ABC research found that 47% of the dailies in the country showed no growth from the same period last year. That stagnation was reflected in the first quarter ABC figures of Isolezwe‘s stable-mates The Mercury (38 657 for 2007 compared to 38 614 for 2006) and The Daily News (52 108 compared to 52 023).
Mbatha attributes Isolezwe‘s success to it ‘being a paper of record” with a healthy focus on local football, entertainment and an impartial political perspective.

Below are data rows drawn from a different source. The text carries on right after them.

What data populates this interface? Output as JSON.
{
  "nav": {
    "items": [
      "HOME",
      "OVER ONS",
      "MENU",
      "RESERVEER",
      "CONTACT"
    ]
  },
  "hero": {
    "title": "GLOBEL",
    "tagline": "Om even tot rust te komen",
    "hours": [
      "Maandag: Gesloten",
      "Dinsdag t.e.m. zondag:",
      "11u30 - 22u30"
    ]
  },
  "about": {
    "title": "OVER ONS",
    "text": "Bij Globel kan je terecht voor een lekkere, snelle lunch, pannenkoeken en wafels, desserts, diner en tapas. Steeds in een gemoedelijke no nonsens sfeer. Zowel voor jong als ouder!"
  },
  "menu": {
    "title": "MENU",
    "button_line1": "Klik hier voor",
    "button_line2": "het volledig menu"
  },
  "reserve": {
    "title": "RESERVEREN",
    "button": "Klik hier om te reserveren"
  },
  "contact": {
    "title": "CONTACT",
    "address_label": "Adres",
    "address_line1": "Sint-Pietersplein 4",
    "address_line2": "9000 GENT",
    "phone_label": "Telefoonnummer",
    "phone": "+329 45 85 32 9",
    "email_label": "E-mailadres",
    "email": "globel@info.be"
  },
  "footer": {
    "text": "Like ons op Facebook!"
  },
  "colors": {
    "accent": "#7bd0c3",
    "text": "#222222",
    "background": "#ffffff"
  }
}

‘We’re a tabloid in format, but not necessarily in taste. If we touch subjects like ‘witchcraft murders’ we treat them as crime stories rather than sensationalising them like the tabloids do,” says Mbatha.
A paper that thrives on the grey areas where superstition and belief collide with tradition is Ilanga. Founded by John Dube, the first ANC president, it has a chequered past, including allegations of being an IFP mouthpiece during the bloody internecine violence of the Eighties.
Yet even the gogo of vernacular newspapers is modernising. Ilanga MD Arthur Konigkramer says the newspaper has been the ‘standard bearer of the Zulu language”, with its use of a purer form of the language, but has started a tabloid supplement, Ilanga le Theku, in its Thursday edition to ‘deliberately accommodate the young urban reader”.
This, he feels, is responsible for the reversal of the traditional trend of Ilanga‘s Monday edition outselling its Thursday product.
Konigkramer, who says Ilanga consults the isiZulu National Language Body assiduously with regard to linguistic correctness, feels ‘absolutely sure that pure isiZulu is not under threat” with the tabloid supplement.
Yet linguistic purity is a concern in a province where hierarchical interpretations of Zulu identity, culture and language are considered sacrosanct. Isolezwe uses a more urban form of isiZulu to reach out to its market, while Ilanga uses a more archaic form.
According to Professor Mpume Mbatha, head of the isiZulu dictionary unit attached to the University of Zululand, the literal translations used in isiZulu language newspapers are ‘generally lacking”.
‘I have a problem with newspapers saying they want to reach out to the youth and then polluting the language. Languages do change, but they don’t change with corruption or pollution,” says Mbatha who has a column in Isolezwe dealing with linguistic issues.
One person who believes that isiZulu is an intellectual language is Cyril Madlala, editor of umAfrika, which is positioning itself at the high end of the isiZulu language market attractive to the ‘quality Zulu black diamonds”.
Madlala, who in 2002 saved the paper, founded by Catholic missionaries, from liquidation, is single-minded in his vision for umAfrika: a quality newspaper that tackles the big issues and debates ‘in a very, very intense manner”.
One of those big issues was the Jacob Zuma rape trial last year, which Madlala says was pinpointed as an ongoing news story ‘to reintroduce the newspaper into the consciousness of readers”.
‘It paid off handsomely,” he admits. With the newspaper sometimes carrying as many as eight pages on the trial, its sales went up from about the lower 20 000 mark to averaging in the mid-30 000 mark at the height of the trial.